The entries must be repeated verbatim, and their images left out.

* * * *

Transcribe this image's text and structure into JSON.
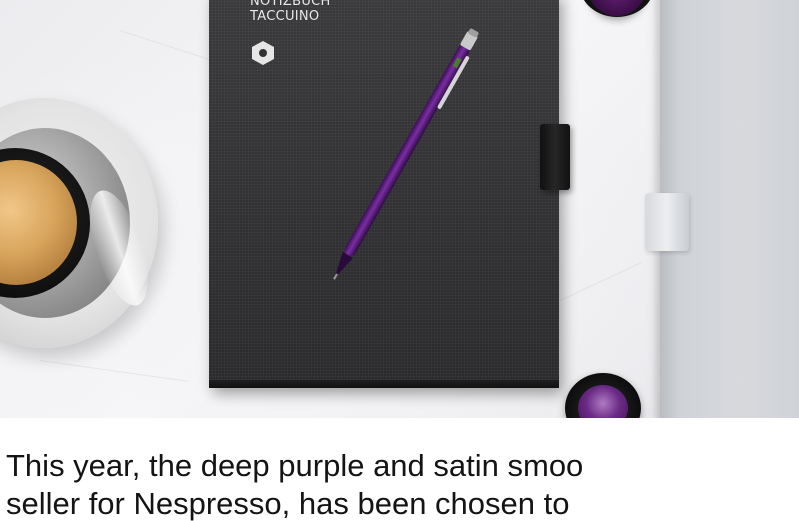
{
  "photo": {
    "notebook_title_line1": "NOTIZBUCH",
    "notebook_title_line2": "TACCUINO",
    "notebook_logo_icon": "hexagon-logo-icon",
    "colors": {
      "pen_purple": "#5b1f7e",
      "notebook": "#333335",
      "box_grey": "#d3d5d9"
    }
  },
  "caption": {
    "line1": "This year, the deep purple and satin smoo",
    "line2": "seller for Nespresso, has been chosen to"
  }
}
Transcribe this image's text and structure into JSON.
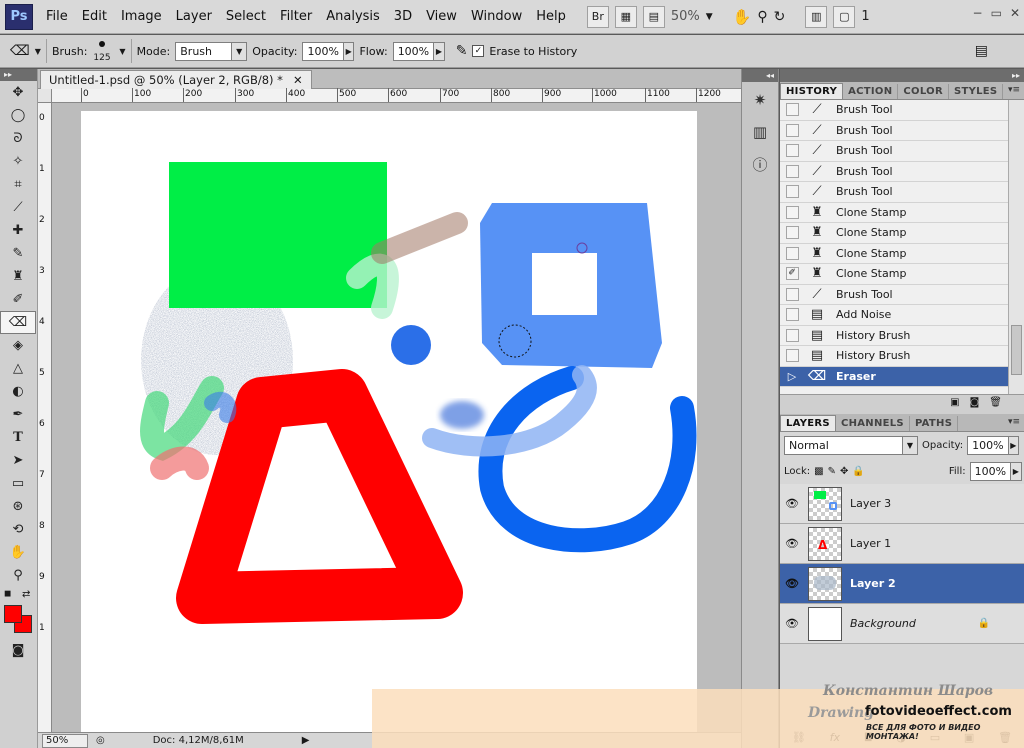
{
  "app": {
    "logo": "Ps"
  },
  "menu": [
    "File",
    "Edit",
    "Image",
    "Layer",
    "Select",
    "Filter",
    "Analysis",
    "3D",
    "View",
    "Window",
    "Help"
  ],
  "menubar_right": {
    "bridge": "Br",
    "zoom": "50%",
    "screen_mode": "1"
  },
  "options": {
    "brush_label": "Brush:",
    "brush_size": "125",
    "mode_label": "Mode:",
    "mode_value": "Brush",
    "opacity_label": "Opacity:",
    "opacity_value": "100%",
    "flow_label": "Flow:",
    "flow_value": "100%",
    "erase_history_label": "Erase to History",
    "erase_history_checked": true
  },
  "document": {
    "tab_title": "Untitled-1.psd @ 50% (Layer 2, RGB/8) *",
    "ruler_h": [
      "0",
      "100",
      "200",
      "300",
      "400",
      "500",
      "600",
      "700",
      "800",
      "900",
      "1000",
      "1100",
      "1200"
    ],
    "ruler_v": [
      "0",
      "1",
      "2",
      "3",
      "4",
      "5",
      "6",
      "7",
      "8",
      "9",
      "1"
    ],
    "status_zoom": "50%",
    "status_doc": "Doc: 4,12M/8,61M"
  },
  "history_panel": {
    "tabs": [
      "HISTORY",
      "ACTION",
      "COLOR",
      "STYLES"
    ],
    "items": [
      {
        "label": "Brush Tool",
        "icon": "brush-icon"
      },
      {
        "label": "Brush Tool",
        "icon": "brush-icon"
      },
      {
        "label": "Brush Tool",
        "icon": "brush-icon"
      },
      {
        "label": "Brush Tool",
        "icon": "brush-icon"
      },
      {
        "label": "Brush Tool",
        "icon": "brush-icon"
      },
      {
        "label": "Clone Stamp",
        "icon": "stamp-icon"
      },
      {
        "label": "Clone Stamp",
        "icon": "stamp-icon"
      },
      {
        "label": "Clone Stamp",
        "icon": "stamp-icon"
      },
      {
        "label": "Clone Stamp",
        "icon": "stamp-icon"
      },
      {
        "label": "Brush Tool",
        "icon": "brush-icon"
      },
      {
        "label": "Add Noise",
        "icon": "document-icon"
      },
      {
        "label": "History Brush",
        "icon": "document-icon"
      },
      {
        "label": "History Brush",
        "icon": "document-icon"
      },
      {
        "label": "Eraser",
        "icon": "eraser-icon"
      }
    ]
  },
  "layers_panel": {
    "tabs": [
      "LAYERS",
      "CHANNELS",
      "PATHS"
    ],
    "blend_mode": "Normal",
    "opacity_label": "Opacity:",
    "opacity_value": "100%",
    "lock_label": "Lock:",
    "fill_label": "Fill:",
    "fill_value": "100%",
    "layers": [
      {
        "name": "Layer 3"
      },
      {
        "name": "Layer 1"
      },
      {
        "name": "Layer 2"
      },
      {
        "name": "Background"
      }
    ]
  },
  "watermark": {
    "author": "Константин Шаров",
    "tagline": "Drawing",
    "site": "fotovideoeffect.com",
    "small": "ВСЕ ДЛЯ ФОТО И ВИДЕО МОНТАЖА!"
  },
  "colors": {
    "accent": "#3c62a8",
    "foreground": "#ff0000",
    "background_swatch": "#ff0000"
  }
}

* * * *

> **RESPONSE TO THE EXERCISE**:
Transcribe this image's text and structure into JSON.
{
  "photo": {
    "notebook_title_line1": "NOTIZBUCH",
    "notebook_title_line2": "TACCUINO",
    "notebook_logo_icon": "hexagon-logo-icon",
    "colors": {
      "pen_purple": "#5b1f7e",
      "notebook": "#333335",
      "box_grey": "#d3d5d9"
    }
  },
  "caption": {
    "line1": "This year, the deep purple and satin smoo",
    "line2": "seller for Nespresso, has been chosen to"
  }
}
Transcribe this image's text and structure into JSON.
{
  "app": {
    "logo": "Ps"
  },
  "menu": [
    "File",
    "Edit",
    "Image",
    "Layer",
    "Select",
    "Filter",
    "Analysis",
    "3D",
    "View",
    "Window",
    "Help"
  ],
  "menubar_right": {
    "bridge": "Br",
    "zoom": "50%",
    "screen_mode": "1"
  },
  "options": {
    "brush_label": "Brush:",
    "brush_size": "125",
    "mode_label": "Mode:",
    "mode_value": "Brush",
    "opacity_label": "Opacity:",
    "opacity_value": "100%",
    "flow_label": "Flow:",
    "flow_value": "100%",
    "erase_history_label": "Erase to History",
    "erase_history_checked": true
  },
  "document": {
    "tab_title": "Untitled-1.psd @ 50% (Layer 2, RGB/8) *",
    "ruler_h": [
      "0",
      "100",
      "200",
      "300",
      "400",
      "500",
      "600",
      "700",
      "800",
      "900",
      "1000",
      "1100",
      "1200"
    ],
    "ruler_v": [
      "0",
      "1",
      "2",
      "3",
      "4",
      "5",
      "6",
      "7",
      "8",
      "9",
      "1"
    ],
    "status_zoom": "50%",
    "status_doc": "Doc: 4,12M/8,61M"
  },
  "history_panel": {
    "tabs": [
      "HISTORY",
      "ACTION",
      "COLOR",
      "STYLES"
    ],
    "items": [
      {
        "label": "Brush Tool",
        "icon": "brush-icon"
      },
      {
        "label": "Brush Tool",
        "icon": "brush-icon"
      },
      {
        "label": "Brush Tool",
        "icon": "brush-icon"
      },
      {
        "label": "Brush Tool",
        "icon": "brush-icon"
      },
      {
        "label": "Brush Tool",
        "icon": "brush-icon"
      },
      {
        "label": "Clone Stamp",
        "icon": "stamp-icon"
      },
      {
        "label": "Clone Stamp",
        "icon": "stamp-icon"
      },
      {
        "label": "Clone Stamp",
        "icon": "stamp-icon"
      },
      {
        "label": "Clone Stamp",
        "icon": "stamp-icon"
      },
      {
        "label": "Brush Tool",
        "icon": "brush-icon"
      },
      {
        "label": "Add Noise",
        "icon": "document-icon"
      },
      {
        "label": "History Brush",
        "icon": "document-icon"
      },
      {
        "label": "History Brush",
        "icon": "document-icon"
      },
      {
        "label": "Eraser",
        "icon": "eraser-icon"
      }
    ]
  },
  "layers_panel": {
    "tabs": [
      "LAYERS",
      "CHANNELS",
      "PATHS"
    ],
    "blend_mode": "Normal",
    "opacity_label": "Opacity:",
    "opacity_value": "100%",
    "lock_label": "Lock:",
    "fill_label": "Fill:",
    "fill_value": "100%",
    "layers": [
      {
        "name": "Layer 3"
      },
      {
        "name": "Layer 1"
      },
      {
        "name": "Layer 2"
      },
      {
        "name": "Background"
      }
    ]
  },
  "watermark": {
    "author": "Константин Шаров",
    "tagline": "Drawing",
    "site": "fotovideoeffect.com",
    "small": "ВСЕ ДЛЯ ФОТО И ВИДЕО МОНТАЖА!"
  },
  "colors": {
    "accent": "#3c62a8",
    "foreground": "#ff0000",
    "background_swatch": "#ff0000"
  }
}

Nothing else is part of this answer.